said, he thought that the noble and learned Lord had given ample reasons for not laying. Papers on the Table, because he had laid before their Lordships all the information bearing on the case. He took exception, however, to the closing observations of the noble and learned Lord. He could not at all admit that in all such cases as this it would be improper to have Papers produced. Their Lordships had to bear in mind that the cases in which such Papers were asked for were cases in which the Government had created a special tribunal to try them under certain conditions. He therefore could not imagine that in all the circumstances it would be improper that tribunals so constituted should be subject to review by their Lordships' House or by the other House of Parliament, if they were deemed to have exceeded their legal functions. He merely rose to make that remark by way of protest.


said, he did not say that it would never be proper to present Papers in such cases. "Never" was a very big word. It would certainly not be expedient on the present occasion to produce the Papers. The noble and learned Lord who asked the Question did not question the legality of the action of the tribunal in this case. At the hearing before the Resident Magistrates, they were not asked to state a case, and it was not sought to be questioned that the charges disclosed a legal offence.

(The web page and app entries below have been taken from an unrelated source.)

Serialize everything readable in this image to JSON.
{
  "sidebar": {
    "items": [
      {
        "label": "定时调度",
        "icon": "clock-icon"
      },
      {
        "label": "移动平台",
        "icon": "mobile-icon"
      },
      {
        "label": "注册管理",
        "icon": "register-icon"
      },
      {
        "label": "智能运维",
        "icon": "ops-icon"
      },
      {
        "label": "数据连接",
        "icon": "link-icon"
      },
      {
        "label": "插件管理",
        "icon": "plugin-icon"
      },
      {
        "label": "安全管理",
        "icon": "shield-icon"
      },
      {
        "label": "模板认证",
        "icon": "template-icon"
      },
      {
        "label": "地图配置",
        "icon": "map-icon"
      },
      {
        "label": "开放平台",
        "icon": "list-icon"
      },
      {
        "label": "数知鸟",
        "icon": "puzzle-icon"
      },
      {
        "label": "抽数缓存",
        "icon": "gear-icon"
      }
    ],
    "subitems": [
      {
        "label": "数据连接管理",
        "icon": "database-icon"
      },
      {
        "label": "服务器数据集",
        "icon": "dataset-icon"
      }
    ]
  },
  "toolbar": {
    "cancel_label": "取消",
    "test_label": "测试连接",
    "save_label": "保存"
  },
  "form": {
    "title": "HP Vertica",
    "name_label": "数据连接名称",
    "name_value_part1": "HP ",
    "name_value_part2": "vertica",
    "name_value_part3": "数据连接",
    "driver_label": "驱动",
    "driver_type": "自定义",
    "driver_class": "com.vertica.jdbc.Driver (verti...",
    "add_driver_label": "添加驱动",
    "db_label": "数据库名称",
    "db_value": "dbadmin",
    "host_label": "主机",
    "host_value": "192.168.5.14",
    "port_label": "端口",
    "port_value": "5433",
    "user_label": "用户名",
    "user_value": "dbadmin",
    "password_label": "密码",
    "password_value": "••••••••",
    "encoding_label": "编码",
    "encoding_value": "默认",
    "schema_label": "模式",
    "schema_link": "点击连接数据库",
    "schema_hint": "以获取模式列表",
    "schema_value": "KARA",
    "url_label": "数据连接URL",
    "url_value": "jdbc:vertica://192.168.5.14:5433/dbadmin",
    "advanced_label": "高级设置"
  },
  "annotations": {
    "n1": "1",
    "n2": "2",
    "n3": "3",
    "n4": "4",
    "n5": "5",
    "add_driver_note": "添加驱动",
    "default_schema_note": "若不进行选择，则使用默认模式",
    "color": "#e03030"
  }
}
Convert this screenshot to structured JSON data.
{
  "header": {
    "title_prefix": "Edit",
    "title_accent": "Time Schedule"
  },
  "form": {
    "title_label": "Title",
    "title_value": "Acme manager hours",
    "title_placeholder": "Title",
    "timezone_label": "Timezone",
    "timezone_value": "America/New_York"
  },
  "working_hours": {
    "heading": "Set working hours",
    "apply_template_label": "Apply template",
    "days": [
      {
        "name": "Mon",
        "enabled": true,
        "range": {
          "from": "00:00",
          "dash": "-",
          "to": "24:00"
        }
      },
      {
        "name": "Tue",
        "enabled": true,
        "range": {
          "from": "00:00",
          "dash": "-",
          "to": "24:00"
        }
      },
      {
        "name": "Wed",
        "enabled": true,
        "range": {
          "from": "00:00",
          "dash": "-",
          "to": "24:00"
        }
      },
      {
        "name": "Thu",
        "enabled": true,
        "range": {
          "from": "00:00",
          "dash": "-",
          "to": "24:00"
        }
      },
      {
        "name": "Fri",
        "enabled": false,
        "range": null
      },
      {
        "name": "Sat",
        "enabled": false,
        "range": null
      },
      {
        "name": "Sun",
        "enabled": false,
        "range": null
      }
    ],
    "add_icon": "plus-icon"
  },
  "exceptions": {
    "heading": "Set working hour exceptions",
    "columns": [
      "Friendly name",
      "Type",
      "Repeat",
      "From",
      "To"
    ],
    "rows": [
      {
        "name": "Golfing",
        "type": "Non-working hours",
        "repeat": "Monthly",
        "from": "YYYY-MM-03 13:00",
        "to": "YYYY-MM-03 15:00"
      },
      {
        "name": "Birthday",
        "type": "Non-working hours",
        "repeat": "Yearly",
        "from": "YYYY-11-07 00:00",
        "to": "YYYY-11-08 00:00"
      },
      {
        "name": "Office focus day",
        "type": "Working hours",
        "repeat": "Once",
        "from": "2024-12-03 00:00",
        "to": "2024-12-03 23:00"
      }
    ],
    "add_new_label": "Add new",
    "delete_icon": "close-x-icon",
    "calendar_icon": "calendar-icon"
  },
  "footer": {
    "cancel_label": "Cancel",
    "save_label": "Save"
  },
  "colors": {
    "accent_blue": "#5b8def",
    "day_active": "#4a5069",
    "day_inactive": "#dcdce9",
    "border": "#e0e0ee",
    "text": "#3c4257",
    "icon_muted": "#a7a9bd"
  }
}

said, that the Motion of the noble and learned Lord appeared to him very like "maintenance." It had always been the endeavour of the noble and learned Lord's last Predecessor but two, when at the Bar and on the Bench, to make an appeal to law rare, and to put a speedy end to litigation; and under the exceptional state of the law in Ireland, he thought it unbecoming of any Judge to ask for that which might hinder reconciliation and keep up discord, and he was sure that his noble and learned and lamented Predecessor would rather have cut off his right hand than sign such a Notice as that on the Minutes of this House.